The motion did not pass — four council members voted in favor of the proposal, one voted against it, and one abstained, with three council members absent.

“(The law) is not defined,” said Councilmember Kate Harrison, who was in favor of the proposal. “I’m on the side of humanitarian.”

Some facts that had been presented at the meeting were unclear, according to Harrison. She added that there is no evidence that the crimes reported to the police that occurred at the marina were committed by the residents.

“Our entire region is in the midst of an affordability and housing crisis, which will require creative thinking to alleviate suffering,” Arreguín said in an email. “We need to have compassion and empathy for the less fortunate, many of whom simply have nowhere to go.”

Amber Whitson, a vehicular resident of the marina, attended the special meeting and said she was heartened that so many advocates came and spoke in favor for the vehicle community.

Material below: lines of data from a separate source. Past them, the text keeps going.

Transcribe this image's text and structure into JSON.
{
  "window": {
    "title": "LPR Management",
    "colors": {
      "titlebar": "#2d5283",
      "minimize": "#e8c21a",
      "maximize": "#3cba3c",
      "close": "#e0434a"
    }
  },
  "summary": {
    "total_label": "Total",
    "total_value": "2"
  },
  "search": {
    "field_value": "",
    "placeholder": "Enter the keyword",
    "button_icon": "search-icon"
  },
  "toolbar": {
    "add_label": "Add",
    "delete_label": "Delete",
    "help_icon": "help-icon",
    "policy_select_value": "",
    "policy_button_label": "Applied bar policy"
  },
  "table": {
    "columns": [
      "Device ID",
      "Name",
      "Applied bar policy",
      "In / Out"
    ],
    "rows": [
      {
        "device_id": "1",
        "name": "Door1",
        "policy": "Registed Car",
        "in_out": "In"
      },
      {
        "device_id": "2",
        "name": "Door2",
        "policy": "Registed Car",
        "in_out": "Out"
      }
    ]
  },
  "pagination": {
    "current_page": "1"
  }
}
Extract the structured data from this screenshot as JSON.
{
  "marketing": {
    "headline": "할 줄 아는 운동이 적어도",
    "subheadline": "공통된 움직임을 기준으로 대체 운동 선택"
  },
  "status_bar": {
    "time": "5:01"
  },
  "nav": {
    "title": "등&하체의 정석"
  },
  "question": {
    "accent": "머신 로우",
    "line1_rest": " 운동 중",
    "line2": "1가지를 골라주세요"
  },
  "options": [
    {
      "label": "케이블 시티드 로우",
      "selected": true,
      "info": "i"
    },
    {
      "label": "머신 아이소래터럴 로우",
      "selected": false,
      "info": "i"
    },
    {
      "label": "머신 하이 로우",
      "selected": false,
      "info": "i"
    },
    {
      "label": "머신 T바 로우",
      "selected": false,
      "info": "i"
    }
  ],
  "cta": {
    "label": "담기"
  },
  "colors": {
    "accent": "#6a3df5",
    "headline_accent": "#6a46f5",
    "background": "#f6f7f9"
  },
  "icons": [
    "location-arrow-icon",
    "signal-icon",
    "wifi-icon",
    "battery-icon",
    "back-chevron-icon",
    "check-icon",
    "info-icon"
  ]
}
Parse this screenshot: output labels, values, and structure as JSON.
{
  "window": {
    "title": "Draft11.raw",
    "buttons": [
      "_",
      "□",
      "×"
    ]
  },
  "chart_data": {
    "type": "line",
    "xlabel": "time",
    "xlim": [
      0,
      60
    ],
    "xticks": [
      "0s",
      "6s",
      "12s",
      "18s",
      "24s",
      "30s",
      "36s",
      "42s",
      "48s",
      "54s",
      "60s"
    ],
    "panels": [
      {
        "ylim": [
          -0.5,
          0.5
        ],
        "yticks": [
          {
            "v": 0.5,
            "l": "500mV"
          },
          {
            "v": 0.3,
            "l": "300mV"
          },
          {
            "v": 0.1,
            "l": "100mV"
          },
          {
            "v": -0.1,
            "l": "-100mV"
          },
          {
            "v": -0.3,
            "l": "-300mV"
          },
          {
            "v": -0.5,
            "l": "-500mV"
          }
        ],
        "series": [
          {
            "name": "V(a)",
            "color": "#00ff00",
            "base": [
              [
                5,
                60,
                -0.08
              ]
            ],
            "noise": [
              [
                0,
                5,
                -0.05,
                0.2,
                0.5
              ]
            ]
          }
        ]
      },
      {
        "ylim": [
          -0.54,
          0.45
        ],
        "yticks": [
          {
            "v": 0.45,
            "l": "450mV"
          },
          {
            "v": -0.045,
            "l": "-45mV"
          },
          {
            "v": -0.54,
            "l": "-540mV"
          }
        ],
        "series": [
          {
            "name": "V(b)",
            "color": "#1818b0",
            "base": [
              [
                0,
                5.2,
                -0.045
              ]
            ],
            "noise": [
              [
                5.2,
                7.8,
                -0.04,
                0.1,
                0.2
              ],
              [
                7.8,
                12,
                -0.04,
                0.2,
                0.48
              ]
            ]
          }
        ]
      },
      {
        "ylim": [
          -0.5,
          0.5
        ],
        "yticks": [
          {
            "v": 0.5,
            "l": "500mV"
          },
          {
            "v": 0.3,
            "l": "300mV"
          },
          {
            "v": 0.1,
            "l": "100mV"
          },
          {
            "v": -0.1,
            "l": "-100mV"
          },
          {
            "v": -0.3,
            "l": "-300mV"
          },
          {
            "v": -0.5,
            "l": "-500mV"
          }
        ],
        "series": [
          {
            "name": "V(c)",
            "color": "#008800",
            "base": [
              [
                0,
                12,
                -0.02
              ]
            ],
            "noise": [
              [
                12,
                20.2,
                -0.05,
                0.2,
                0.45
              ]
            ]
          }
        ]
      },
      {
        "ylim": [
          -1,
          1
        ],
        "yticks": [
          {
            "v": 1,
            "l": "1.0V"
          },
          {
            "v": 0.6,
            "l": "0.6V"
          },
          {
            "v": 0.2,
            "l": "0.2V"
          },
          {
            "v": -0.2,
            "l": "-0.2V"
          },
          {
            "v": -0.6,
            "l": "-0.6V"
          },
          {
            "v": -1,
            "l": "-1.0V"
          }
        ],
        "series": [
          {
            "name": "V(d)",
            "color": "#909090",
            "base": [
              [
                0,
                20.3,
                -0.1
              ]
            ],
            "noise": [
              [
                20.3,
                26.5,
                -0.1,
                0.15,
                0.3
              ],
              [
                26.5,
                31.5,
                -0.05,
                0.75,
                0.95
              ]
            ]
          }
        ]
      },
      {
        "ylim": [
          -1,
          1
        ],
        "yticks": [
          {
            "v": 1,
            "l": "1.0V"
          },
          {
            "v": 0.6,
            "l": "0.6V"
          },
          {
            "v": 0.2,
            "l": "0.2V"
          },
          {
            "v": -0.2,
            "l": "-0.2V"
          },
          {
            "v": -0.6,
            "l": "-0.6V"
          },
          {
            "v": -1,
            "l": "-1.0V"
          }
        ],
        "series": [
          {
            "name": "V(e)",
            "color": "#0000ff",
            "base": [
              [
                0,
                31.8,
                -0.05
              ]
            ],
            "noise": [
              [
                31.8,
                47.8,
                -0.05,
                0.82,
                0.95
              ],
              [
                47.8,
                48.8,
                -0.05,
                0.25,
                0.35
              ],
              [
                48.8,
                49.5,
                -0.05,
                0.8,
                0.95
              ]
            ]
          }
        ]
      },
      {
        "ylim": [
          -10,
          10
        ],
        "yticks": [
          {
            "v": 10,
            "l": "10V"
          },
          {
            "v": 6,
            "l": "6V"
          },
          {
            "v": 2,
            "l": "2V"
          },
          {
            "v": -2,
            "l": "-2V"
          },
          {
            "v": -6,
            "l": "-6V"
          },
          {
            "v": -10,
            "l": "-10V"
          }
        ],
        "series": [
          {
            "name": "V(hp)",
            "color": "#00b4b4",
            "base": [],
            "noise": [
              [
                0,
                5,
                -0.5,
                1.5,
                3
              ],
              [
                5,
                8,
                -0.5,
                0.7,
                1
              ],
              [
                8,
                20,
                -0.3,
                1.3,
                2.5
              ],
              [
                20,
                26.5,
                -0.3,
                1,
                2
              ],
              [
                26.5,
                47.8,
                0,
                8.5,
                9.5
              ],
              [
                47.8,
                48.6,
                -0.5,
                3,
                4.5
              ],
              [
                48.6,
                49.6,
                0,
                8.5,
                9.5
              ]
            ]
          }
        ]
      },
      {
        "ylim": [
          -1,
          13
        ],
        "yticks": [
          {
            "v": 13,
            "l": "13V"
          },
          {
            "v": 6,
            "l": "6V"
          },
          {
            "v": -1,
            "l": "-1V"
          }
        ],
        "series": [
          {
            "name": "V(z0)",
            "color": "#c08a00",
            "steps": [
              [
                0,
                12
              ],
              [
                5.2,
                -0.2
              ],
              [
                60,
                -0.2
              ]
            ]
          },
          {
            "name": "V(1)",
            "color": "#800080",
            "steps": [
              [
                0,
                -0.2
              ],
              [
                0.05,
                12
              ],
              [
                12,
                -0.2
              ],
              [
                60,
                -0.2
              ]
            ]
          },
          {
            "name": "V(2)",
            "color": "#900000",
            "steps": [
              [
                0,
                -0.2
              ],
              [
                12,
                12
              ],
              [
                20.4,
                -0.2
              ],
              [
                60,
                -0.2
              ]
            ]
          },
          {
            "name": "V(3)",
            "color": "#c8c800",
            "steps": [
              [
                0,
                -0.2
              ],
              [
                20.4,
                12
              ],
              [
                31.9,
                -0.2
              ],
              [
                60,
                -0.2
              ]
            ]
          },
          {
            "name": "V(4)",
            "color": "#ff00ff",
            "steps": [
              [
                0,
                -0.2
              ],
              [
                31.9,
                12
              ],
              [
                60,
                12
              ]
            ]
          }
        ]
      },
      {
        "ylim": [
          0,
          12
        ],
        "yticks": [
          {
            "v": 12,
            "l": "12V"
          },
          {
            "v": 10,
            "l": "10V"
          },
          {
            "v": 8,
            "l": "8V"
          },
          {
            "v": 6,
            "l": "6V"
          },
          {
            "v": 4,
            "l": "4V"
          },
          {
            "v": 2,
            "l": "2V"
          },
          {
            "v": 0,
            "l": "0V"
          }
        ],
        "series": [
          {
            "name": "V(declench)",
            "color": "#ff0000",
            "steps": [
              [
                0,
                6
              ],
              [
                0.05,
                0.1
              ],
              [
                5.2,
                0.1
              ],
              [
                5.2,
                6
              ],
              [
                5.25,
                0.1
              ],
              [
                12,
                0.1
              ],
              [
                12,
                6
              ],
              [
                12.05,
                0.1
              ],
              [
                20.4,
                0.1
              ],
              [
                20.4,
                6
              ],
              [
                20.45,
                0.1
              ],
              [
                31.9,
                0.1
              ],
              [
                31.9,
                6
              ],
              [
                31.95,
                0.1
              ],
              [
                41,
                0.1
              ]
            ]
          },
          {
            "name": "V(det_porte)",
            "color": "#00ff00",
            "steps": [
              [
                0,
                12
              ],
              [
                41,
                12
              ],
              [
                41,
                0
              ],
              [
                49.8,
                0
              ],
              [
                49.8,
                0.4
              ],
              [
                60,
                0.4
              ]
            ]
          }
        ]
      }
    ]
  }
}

Although the City Council vote defeated the proposal, another proposal to allow the vehicular community to remain for one more week passed, Harrison said. A group launched by Arreguín on June 26 is looking for a new place for vehicular residents to reside.

“I am incredibly disappointed that we were not able to find a way for RV campers at HS Lordships to remain throughout the month but remain committed to finding a permanent location in the city – and elsewhere in Alameda County — for an RV park,” Arreguín said in an email.

According to Whitson, the vehicular community still needed to pay the parking fee for the Fourth of July celebrations in the Marina, but an anonymous donor paid the parking permit fee — worth about $1,100 — for the whole community.

Whitson said the best solution, for her, would be to find an area in the city where the members of the vehicular community can all move and live together.

“We’re happy to stay … because we don’t have anywhere else to go,” Whitson said. “They have a responsibility to give us space.”

Councilmember Kriss Worthington said he dissented the proposal because it was illegal, adding that if residents should be allowed to live at the marina, the city must codify it with appropriate laws. Worthington also said a possible remedy would be to ask property owners if they are willing to allow vehicular residents to park in their driveways, backyards and other property.

“The idea was well-intended but problematic. The motion was defeated because it is unconstitutional, discriminatory and illegal, and I don’t want to be one of all three of it,” Worthington said.

Contact Jan Schuermann at [email protected] and follow him on Twitter at @Jan_182.